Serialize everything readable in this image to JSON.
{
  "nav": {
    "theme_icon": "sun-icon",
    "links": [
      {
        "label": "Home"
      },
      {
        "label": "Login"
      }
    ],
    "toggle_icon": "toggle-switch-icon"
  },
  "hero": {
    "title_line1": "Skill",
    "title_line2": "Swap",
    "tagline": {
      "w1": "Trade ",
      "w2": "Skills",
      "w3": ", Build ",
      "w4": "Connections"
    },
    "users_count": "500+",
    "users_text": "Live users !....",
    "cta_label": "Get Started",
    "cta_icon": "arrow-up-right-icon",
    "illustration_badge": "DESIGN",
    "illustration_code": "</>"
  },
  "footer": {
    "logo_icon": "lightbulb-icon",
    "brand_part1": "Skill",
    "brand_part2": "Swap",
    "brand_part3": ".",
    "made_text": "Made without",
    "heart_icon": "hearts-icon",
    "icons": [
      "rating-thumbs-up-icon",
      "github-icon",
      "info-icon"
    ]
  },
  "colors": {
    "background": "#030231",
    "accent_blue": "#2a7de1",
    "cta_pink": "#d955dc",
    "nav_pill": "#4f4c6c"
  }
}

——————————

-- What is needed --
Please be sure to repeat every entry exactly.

-- Answer below --
Serialize everything readable in this image to JSON.
{
  "nav": {
    "theme_icon": "sun-icon",
    "links": [
      {
        "label": "Home"
      },
      {
        "label": "Login"
      }
    ],
    "toggle_icon": "toggle-switch-icon"
  },
  "hero": {
    "title_line1": "Skill",
    "title_line2": "Swap",
    "tagline": {
      "w1": "Trade ",
      "w2": "Skills",
      "w3": ", Build ",
      "w4": "Connections"
    },
    "users_count": "500+",
    "users_text": "Live users !....",
    "cta_label": "Get Started",
    "cta_icon": "arrow-up-right-icon",
    "illustration_badge": "DESIGN",
    "illustration_code": "</>"
  },
  "footer": {
    "logo_icon": "lightbulb-icon",
    "brand_part1": "Skill",
    "brand_part2": "Swap",
    "brand_part3": ".",
    "made_text": "Made without",
    "heart_icon": "hearts-icon",
    "icons": [
      "rating-thumbs-up-icon",
      "github-icon",
      "info-icon"
    ]
  },
  "colors": {
    "background": "#030231",
    "accent_blue": "#2a7de1",
    "cta_pink": "#d955dc",
    "nav_pill": "#4f4c6c"
  }
}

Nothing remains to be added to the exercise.